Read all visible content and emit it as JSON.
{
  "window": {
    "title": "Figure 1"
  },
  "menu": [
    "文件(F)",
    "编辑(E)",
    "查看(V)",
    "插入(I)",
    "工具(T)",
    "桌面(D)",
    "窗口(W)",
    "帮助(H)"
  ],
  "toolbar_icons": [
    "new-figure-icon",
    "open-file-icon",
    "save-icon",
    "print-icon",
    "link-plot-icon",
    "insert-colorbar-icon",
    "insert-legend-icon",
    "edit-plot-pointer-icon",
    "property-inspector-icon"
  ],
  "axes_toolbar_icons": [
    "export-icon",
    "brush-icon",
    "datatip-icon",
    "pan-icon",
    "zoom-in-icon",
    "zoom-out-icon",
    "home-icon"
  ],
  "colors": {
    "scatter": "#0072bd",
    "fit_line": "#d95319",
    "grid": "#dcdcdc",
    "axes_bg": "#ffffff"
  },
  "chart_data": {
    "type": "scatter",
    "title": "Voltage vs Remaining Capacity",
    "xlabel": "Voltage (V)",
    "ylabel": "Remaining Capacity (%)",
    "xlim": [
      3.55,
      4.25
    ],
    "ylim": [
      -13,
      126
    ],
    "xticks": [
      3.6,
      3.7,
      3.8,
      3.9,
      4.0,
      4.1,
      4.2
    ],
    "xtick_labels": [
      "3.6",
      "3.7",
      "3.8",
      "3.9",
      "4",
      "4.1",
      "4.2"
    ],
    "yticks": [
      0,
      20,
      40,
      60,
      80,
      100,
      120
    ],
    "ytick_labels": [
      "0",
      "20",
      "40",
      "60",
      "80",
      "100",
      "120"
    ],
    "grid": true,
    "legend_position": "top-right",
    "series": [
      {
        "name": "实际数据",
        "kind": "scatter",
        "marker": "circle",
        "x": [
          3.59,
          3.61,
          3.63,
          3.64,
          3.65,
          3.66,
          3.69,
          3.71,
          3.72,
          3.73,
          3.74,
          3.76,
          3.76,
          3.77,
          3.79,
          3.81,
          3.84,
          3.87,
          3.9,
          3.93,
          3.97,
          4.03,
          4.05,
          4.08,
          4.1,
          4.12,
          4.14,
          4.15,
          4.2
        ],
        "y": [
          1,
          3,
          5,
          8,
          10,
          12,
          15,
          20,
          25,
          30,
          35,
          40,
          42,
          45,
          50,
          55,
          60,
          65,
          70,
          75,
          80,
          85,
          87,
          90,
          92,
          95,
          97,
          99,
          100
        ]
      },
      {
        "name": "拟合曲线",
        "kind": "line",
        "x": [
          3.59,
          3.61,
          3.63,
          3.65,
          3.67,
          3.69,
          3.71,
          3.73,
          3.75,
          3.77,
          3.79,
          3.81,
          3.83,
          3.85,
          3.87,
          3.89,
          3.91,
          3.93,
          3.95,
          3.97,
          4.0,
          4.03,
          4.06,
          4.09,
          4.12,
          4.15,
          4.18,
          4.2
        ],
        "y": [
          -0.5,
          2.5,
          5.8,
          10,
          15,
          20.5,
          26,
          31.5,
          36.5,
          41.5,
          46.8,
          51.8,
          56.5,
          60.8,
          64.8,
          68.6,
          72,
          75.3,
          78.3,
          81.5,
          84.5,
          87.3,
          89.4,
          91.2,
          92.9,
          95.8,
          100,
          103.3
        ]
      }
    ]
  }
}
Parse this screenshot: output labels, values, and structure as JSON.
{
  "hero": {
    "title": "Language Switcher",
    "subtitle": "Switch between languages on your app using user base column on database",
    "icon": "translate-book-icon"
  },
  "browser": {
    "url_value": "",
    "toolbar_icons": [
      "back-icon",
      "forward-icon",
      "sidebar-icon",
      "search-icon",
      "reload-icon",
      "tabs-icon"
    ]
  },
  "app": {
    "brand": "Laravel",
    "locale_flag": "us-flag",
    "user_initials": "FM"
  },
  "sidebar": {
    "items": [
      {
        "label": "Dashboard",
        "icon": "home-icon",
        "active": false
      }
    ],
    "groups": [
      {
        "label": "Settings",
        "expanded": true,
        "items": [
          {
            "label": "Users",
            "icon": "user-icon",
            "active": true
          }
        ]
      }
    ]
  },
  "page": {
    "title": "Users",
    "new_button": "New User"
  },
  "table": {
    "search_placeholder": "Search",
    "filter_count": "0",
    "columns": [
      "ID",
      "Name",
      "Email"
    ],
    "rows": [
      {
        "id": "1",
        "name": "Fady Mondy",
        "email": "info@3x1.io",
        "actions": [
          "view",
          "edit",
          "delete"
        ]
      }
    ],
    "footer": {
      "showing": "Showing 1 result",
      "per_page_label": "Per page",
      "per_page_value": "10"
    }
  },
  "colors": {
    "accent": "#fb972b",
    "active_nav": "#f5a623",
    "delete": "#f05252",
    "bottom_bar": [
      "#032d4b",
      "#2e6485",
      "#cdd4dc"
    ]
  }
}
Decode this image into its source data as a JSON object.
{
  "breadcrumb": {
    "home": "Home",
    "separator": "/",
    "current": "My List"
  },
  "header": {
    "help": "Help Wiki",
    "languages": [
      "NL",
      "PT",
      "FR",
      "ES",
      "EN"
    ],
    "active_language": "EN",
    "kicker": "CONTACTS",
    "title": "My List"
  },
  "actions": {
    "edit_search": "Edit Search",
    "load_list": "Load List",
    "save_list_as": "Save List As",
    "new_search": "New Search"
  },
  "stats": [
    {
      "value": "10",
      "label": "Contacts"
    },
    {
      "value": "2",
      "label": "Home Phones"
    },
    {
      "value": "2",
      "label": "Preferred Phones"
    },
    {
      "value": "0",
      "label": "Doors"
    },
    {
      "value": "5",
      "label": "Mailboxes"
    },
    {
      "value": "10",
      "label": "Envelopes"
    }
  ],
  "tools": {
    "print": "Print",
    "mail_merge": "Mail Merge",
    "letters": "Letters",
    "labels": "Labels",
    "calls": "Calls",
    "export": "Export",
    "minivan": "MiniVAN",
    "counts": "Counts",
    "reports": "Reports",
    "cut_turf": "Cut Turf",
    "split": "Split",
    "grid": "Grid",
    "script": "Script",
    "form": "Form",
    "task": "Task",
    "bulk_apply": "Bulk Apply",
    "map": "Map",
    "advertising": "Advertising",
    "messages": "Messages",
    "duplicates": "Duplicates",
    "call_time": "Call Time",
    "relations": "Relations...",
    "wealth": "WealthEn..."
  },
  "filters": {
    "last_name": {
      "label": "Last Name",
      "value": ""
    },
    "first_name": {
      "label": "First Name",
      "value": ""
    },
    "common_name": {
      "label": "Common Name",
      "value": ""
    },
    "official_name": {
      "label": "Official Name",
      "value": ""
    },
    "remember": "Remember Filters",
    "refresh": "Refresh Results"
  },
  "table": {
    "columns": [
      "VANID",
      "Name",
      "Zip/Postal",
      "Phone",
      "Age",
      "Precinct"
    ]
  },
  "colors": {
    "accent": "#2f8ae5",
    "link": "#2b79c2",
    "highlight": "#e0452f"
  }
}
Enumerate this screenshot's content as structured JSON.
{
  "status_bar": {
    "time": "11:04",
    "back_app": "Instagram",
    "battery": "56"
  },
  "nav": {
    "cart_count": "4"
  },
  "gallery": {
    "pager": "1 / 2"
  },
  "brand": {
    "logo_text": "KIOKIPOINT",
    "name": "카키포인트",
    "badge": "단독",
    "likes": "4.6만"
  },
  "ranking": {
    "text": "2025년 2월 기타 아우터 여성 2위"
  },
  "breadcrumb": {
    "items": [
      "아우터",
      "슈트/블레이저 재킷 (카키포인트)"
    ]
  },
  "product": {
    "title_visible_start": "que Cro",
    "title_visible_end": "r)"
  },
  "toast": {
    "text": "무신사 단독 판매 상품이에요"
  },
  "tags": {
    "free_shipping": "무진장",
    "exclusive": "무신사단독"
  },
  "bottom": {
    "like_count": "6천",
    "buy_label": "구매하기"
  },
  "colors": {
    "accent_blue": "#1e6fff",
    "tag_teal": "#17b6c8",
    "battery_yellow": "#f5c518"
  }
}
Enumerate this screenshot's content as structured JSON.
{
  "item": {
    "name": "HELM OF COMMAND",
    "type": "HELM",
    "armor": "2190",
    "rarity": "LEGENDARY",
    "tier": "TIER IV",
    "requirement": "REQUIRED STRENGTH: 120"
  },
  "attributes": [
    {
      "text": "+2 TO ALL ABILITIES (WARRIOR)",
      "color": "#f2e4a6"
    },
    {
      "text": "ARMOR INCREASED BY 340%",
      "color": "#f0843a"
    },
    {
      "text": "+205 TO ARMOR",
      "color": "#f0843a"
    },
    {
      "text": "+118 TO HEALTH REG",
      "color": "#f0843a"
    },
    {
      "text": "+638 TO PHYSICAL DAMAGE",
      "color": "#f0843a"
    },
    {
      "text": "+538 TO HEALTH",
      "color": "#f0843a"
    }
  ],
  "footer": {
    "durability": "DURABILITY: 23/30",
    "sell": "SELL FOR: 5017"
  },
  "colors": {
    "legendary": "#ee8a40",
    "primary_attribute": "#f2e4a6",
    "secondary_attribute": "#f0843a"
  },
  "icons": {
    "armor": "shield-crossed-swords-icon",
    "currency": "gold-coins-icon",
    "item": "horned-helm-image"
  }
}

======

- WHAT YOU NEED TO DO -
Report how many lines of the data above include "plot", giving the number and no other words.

- RESPONSE FOR THIS EXERCISE -
2